Bayer has said in court papers and hearings that juries in California’s traditionally liberal Bay Area, where the first three trials took place, were unfairly influenced by news coverage of the trials and harbored negative attitudes toward Monsanto in part because of its development of genetically modified seeds.
The company’s experts in those cases came mostly from states other than California. In the St. Louis trial, Bayer is so far seeking to admit a total of 14 scientific expert witnesses. None previously testified in the Roundup litigation.
Of the more than 13,400 Roundup claims nationwide that have yet to go to trial, about 75% have been filed in St. Louis city or county courts, according to plaintiffs’ lawyers. Those courts have a history of issuing large punitive damages against companies and have often been criticized by business groups for issuing favorable plaintiffs rulings.
By suing in the county where Bayer’s crop science business is headquartered, plaintiffs can also take advantage of procedural rules allowing them to compel live testimony from executives who work locally.

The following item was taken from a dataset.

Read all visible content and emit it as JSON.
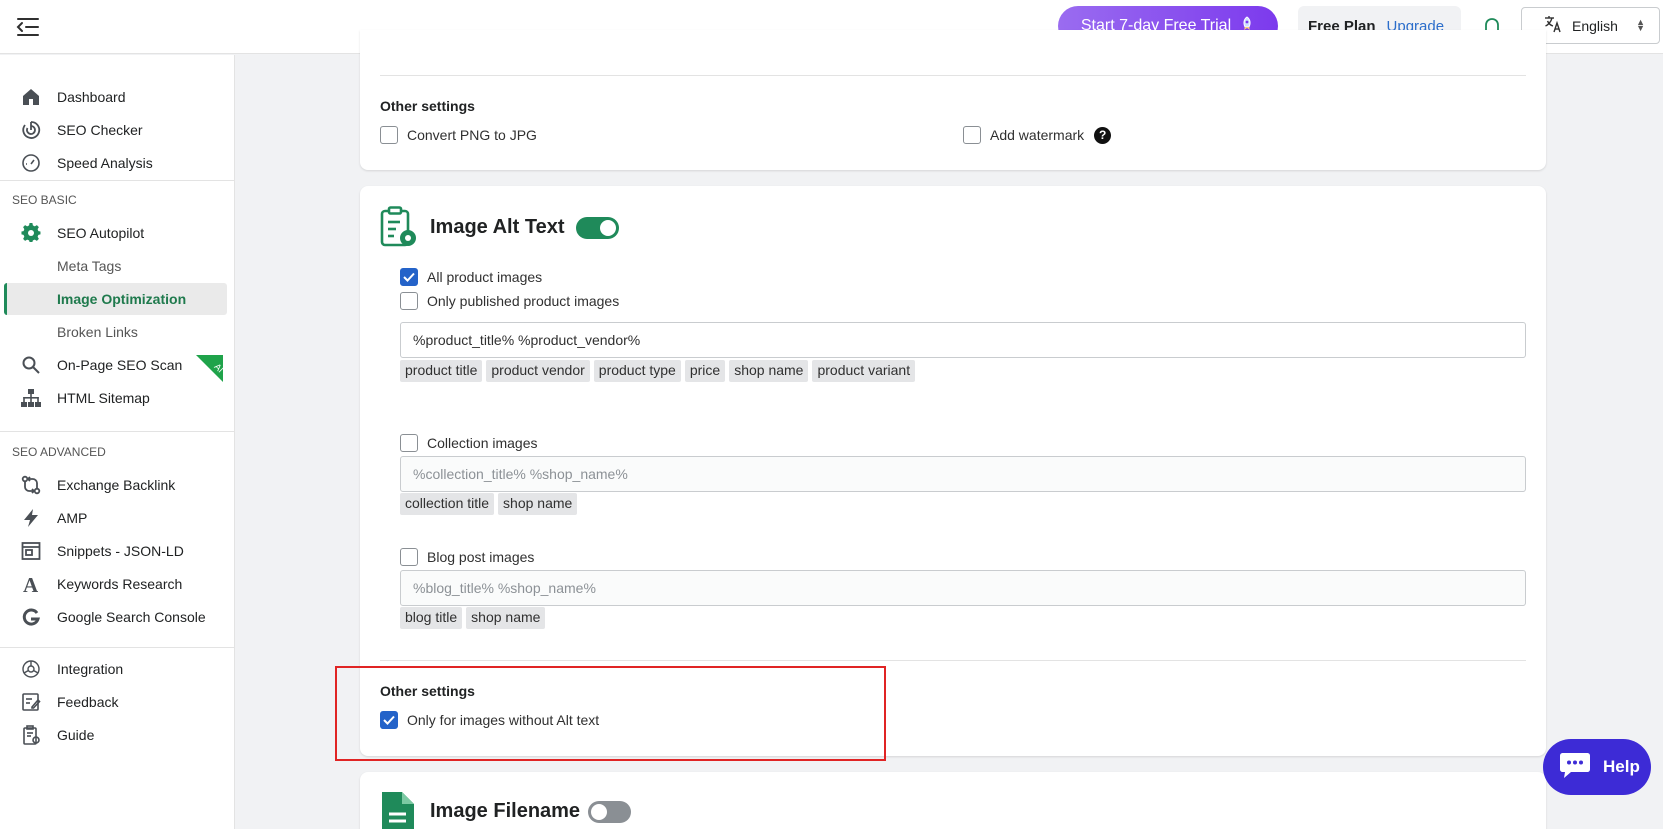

In the California trials, jurors only saw video depositions of Monsanto executives.
David Noll, a professor at Rutgers Law School, said Bayer appeared to be hiring local experts to appeal to St. Louis jurors. “(They) are not seen as hired guns, flying in from afar, but … can explain the case in a way local jurors understand,” Noll said.
But Alexandra Lahav, a law professor at the University of Connecticut, said Bayer could simply be using new experts that the company thinks would have a better rapport with the jury and “not necessarily because the experts are local.”
Counting on a more favorable jury pool in a company’s backyard is not a new tactic.
New Jersey-based Merck & Co (MRK.N), which in the early 2000s faced thousands of lawsuits by patients over its Vioxx painkiller, won several trials in New Jersey, which plaintiffs lawyers at the time attributed to the company’s strong ties to the state.
Merck in 2013 settled some 27,000 Vioxx claims for $4.85 billion.
Reporting by Tina Bellon in St. Louis; Editing by Noeleen Walder and Matthew Lewis